The Hawaii Access to Justice Commission’s Pro Bono Celebration was held at the Hawaii Supreme Court on October 29, 2015. Governor David Y. Ige, Chief Justice Mark E. Recktenwald, and Supreme Court Associate Justice Simeon Acoba (ret.) presided over the ceremony and expressed their appreciation to individuals who worked to promote the access to justice in Hawaii.
Matthew Winter of Davis Levin Livingston was recognized as a 2015 Pro Bono Honoree for his extensive pro bono work with the American Civil Liberties Union (ACLU). He was given an award for Outstanding Pro Bono Service by the Hawaii Access to Justice Commission and Hawaii State Bar Association, and he was also awarded a Certificate of Special Recognition by Governor David Y. Ige.
During his career with Davis Levin Livingston, Mr. Winter has committed himself to doing extensive pro bono work with the American Civil Liberties Union of Hawaii, particularly where individuals have been cited by the police for exercising their First Amendment rights. He defended two individuals who were cited by police for protesting while topless in Waikiki; although there is no law against being topless, the police (incorrectly) said they needed a permit to do so. After having the criminal charges dismissed, he helped to negotiate policy changes for future protests.
Not long thereafter, he began working on a case – lasting nearly two years – involving the First Amendment right to distribute religious leaflets on a public sidewalk.
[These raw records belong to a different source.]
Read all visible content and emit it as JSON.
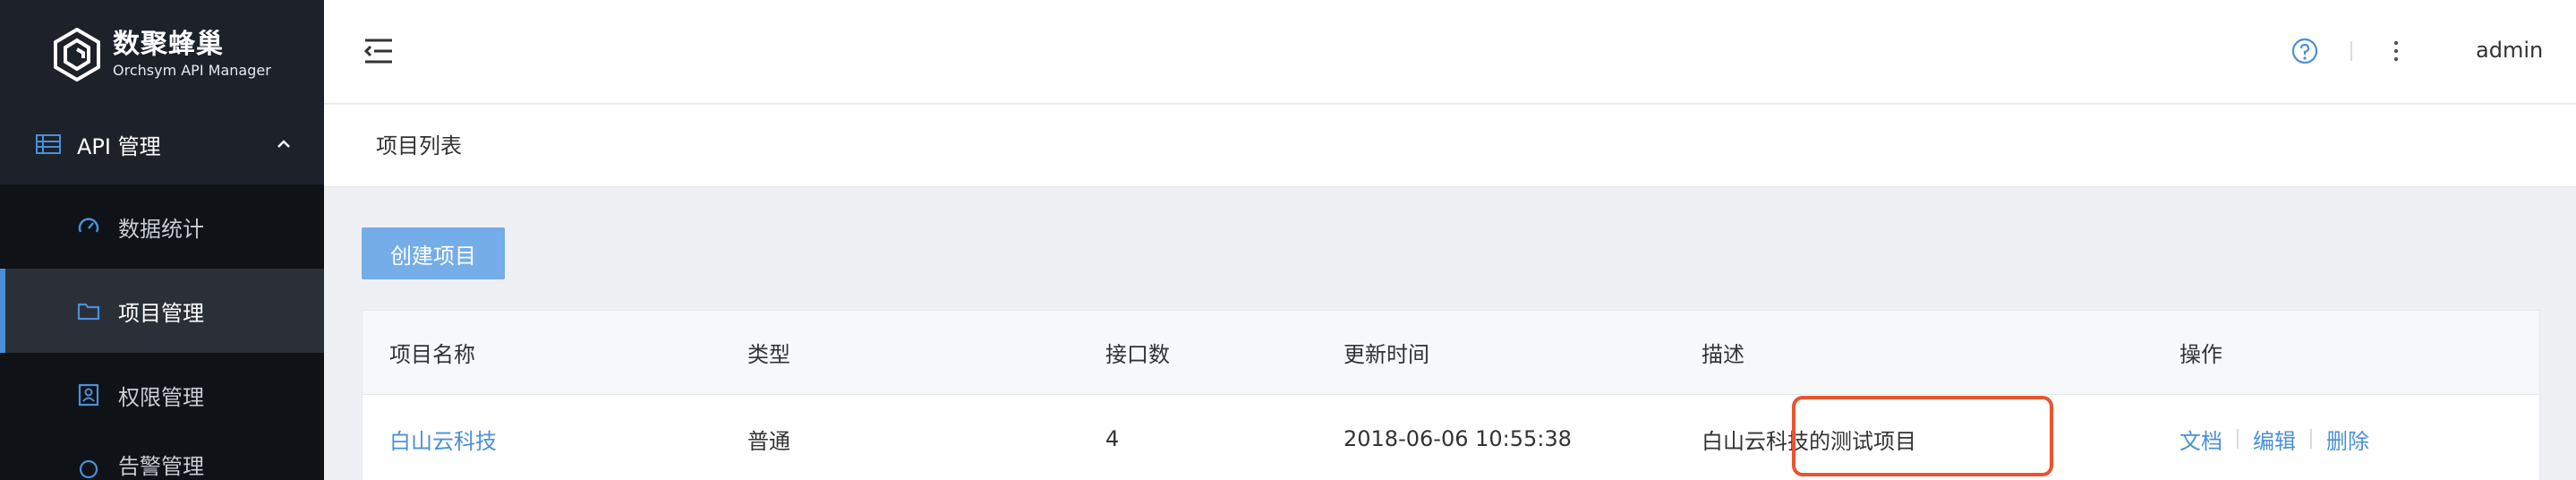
{
  "brand": {
    "name_cn": "数聚蜂巢",
    "name_en": "Orchsym API Manager"
  },
  "sidebar": {
    "group": {
      "label": "API 管理"
    },
    "items": [
      {
        "label": "数据统计",
        "icon": "gauge-icon"
      },
      {
        "label": "项目管理",
        "icon": "folder-icon",
        "active": true
      },
      {
        "label": "权限管理",
        "icon": "id-card-icon"
      },
      {
        "label": "告警管理",
        "icon": "alarm-icon"
      }
    ]
  },
  "header": {
    "user": "admin"
  },
  "breadcrumb": {
    "title": "项目列表"
  },
  "toolbar": {
    "create_label": "创建项目"
  },
  "table": {
    "columns": [
      "项目名称",
      "类型",
      "接口数",
      "更新时间",
      "描述",
      "操作"
    ],
    "rows": [
      {
        "name": "白山云科技",
        "type": "普通",
        "count": "4",
        "updated": "2018-06-06 10:55:38",
        "desc": "白山云科技的测试项目",
        "actions": {
          "docs": "文档",
          "edit": "编辑",
          "delete": "删除"
        }
      }
    ]
  },
  "colors": {
    "accent": "#4a90d9",
    "sidebar": "#1d2129",
    "highlight": "#e8552f"
  }
}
While that case was still going on, he agreed to represent a homeless individual who was cited under a County ordinance for holding up a sign (asking passersby for help) by the side of the road; after working to dismiss the criminal charges, Mr. Winter then served as co–counsel on the civil suit to have the ordinance declared unconstitutional. He also serves on the ACLU of Hawaii’s Litigation Committee, advising the ACLU’s legal team on potential and ongoing litigation.
As Daniel Gluck, Legal Director for the ACLU of Hawaii, explains: “When Matt agrees to take on a case, he commits to it fully and completely. He does the hard work to move cases forward – he’s put in countless pro bono hours – and he’s the first one to say, ‘Don’t worry about it, I’ll take care of it.’ He’s a great lawyer – he’s very smart, and he’s a fierce advocate for constitutional rights. He’s also one of the nicest people I’ve ever had the pleasure to work with, and the ACLU of Hawaii is lucky to have him as a dedicated pro bono attorney.”